Much of that decline can be attributed to reductions in smoking, advances in treatment, and early detection methods, the report found.
Some recent developments in cancer prevention have been especially promising.
The report highlighted an “astounding 65% reduction in cervical cancer rates” from 2012 to 2019 among women in their early 20s, which is noteworthy because that cohort was the first to receive the human papillomavirus (HPV) vaccine.
“This gives us the first real-world evidence that the vaccine that was produced for men and women is effective at preventing HPV-induced cancers,” said Karen Knudsen, CEO of the American Cancer Society.
Knudsen said the success of the HPV vaccine means there could be other cancer prevention strategies that come from vaccines in the future.
But it’s not all good news.
After two decades of decline, prostate cancer — which is the second-leading cause of cancer death in men — increased 3% per year from 2014 to 2019. That increase is particularly concerning because it was largely driven by advanced-stage diagnoses.
Knudsen called it a “wake-up call” for men and their providers and encouraged those who are eligible to get screened.
The uptick in prostate cancer is especially concerning for Black men, whose incidence of prostate cancer is 70% higher than in White men, despite equal screening rates.

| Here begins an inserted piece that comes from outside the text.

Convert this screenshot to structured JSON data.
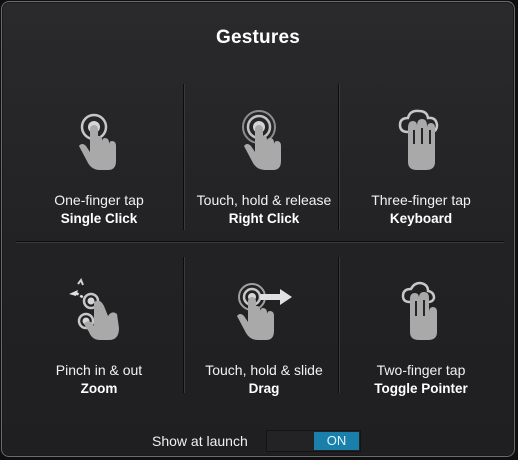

Lung cancer remains the most common cause of cancer death in both men and women, although death rates have fallen continuously since 1991 as smoking rates have declined.

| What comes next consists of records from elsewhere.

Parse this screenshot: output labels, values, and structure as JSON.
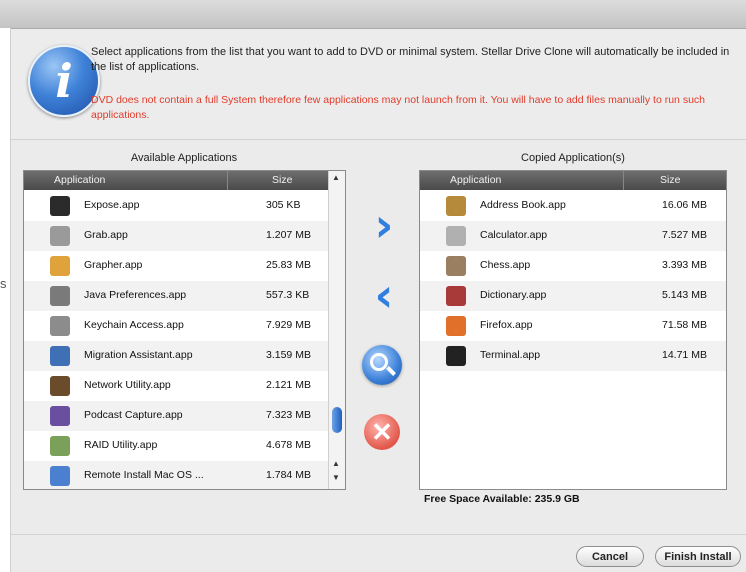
{
  "stray_char": "s",
  "header": {
    "message": "Select applications from the list that you want to add to DVD or minimal system. Stellar Drive Clone will automatically be included in the list of applications.",
    "warning": "DVD does not contain a full System therefore few applications may not launch from it. You will have to add files manually to run such applications."
  },
  "available": {
    "title": "Available Applications",
    "col_app": "Application",
    "col_size": "Size",
    "rows": [
      {
        "name": "Expose.app",
        "size": "305 KB"
      },
      {
        "name": "Grab.app",
        "size": "1.207 MB"
      },
      {
        "name": "Grapher.app",
        "size": "25.83 MB"
      },
      {
        "name": "Java Preferences.app",
        "size": "557.3 KB"
      },
      {
        "name": "Keychain Access.app",
        "size": "7.929 MB"
      },
      {
        "name": "Migration Assistant.app",
        "size": "3.159 MB"
      },
      {
        "name": "Network Utility.app",
        "size": "2.121 MB"
      },
      {
        "name": "Podcast Capture.app",
        "size": "7.323 MB"
      },
      {
        "name": "RAID Utility.app",
        "size": "4.678 MB"
      },
      {
        "name": "Remote Install Mac OS ...",
        "size": "1.784 MB"
      }
    ]
  },
  "copied": {
    "title": "Copied Application(s)",
    "col_app": "Application",
    "col_size": "Size",
    "rows": [
      {
        "name": "Address Book.app",
        "size": "16.06 MB"
      },
      {
        "name": "Calculator.app",
        "size": "7.527 MB"
      },
      {
        "name": "Chess.app",
        "size": "3.393 MB"
      },
      {
        "name": "Dictionary.app",
        "size": "5.143 MB"
      },
      {
        "name": "Firefox.app",
        "size": "71.58 MB"
      },
      {
        "name": "Terminal.app",
        "size": "14.71 MB"
      }
    ]
  },
  "free_space": "Free Space Available: 235.9 GB",
  "buttons": {
    "add": "›",
    "remove": "‹",
    "clear": "✕",
    "cancel": "Cancel",
    "finish": "Finish Install"
  },
  "icons": {
    "info": "i",
    "available": [
      "expose-icon",
      "grab-icon",
      "grapher-icon",
      "java-preferences-icon",
      "keychain-access-icon",
      "migration-assistant-icon",
      "network-utility-icon",
      "podcast-capture-icon",
      "raid-utility-icon",
      "remote-install-icon"
    ],
    "copied": [
      "address-book-icon",
      "calculator-icon",
      "chess-icon",
      "dictionary-icon",
      "firefox-icon",
      "terminal-icon"
    ]
  },
  "colors": {
    "warning_text": "#e23b2a",
    "list_header": "#595959",
    "arrow_blue": "#2f7ee0",
    "clear_red": "#e2574a"
  }
}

The latest data tracks trends through 2020, so the effects of the COVID-19 pandemic are not yet reflected in the numbers. Statistics over the next several years will show how the disruption of health services and cancer screenings impacted Americans.
The report found that the five-year relative survival rate for all forms of cancer combined has increased from 49% for diagnoses in the mid-1970s to 68% for diagnoses between 2012 and 2018.
But survival rates vary widely based on a number of factors, including cancer type, stage and age at the time of diagnosis.
The cancers with the highest survival rates today are thyroid (98%), prostate (97%), testis (95%) and melanoma (94%), according to the report.
Pancreatic cancers have the lowest five-year relative survival rate at 12%, followed by cancers of the esophagus and liver at 21%.
There continue to be significant regional differences in cancer death rates.
From 2016 to 2020, Mississippi, Kentucky and West Virginia had the highest death rates for men. Much of that is driven by higher incidence of lung cancer, which are correlated with higher smoking prevalence in those areas, the recent analysis found.
Kentucky, West Virginia and Oklahoma had the highest cancer death rates for women over the same time period.
Utah, Hawaii and Colorado had the lowest cancer death rates for both men and women from 2016 to 2020.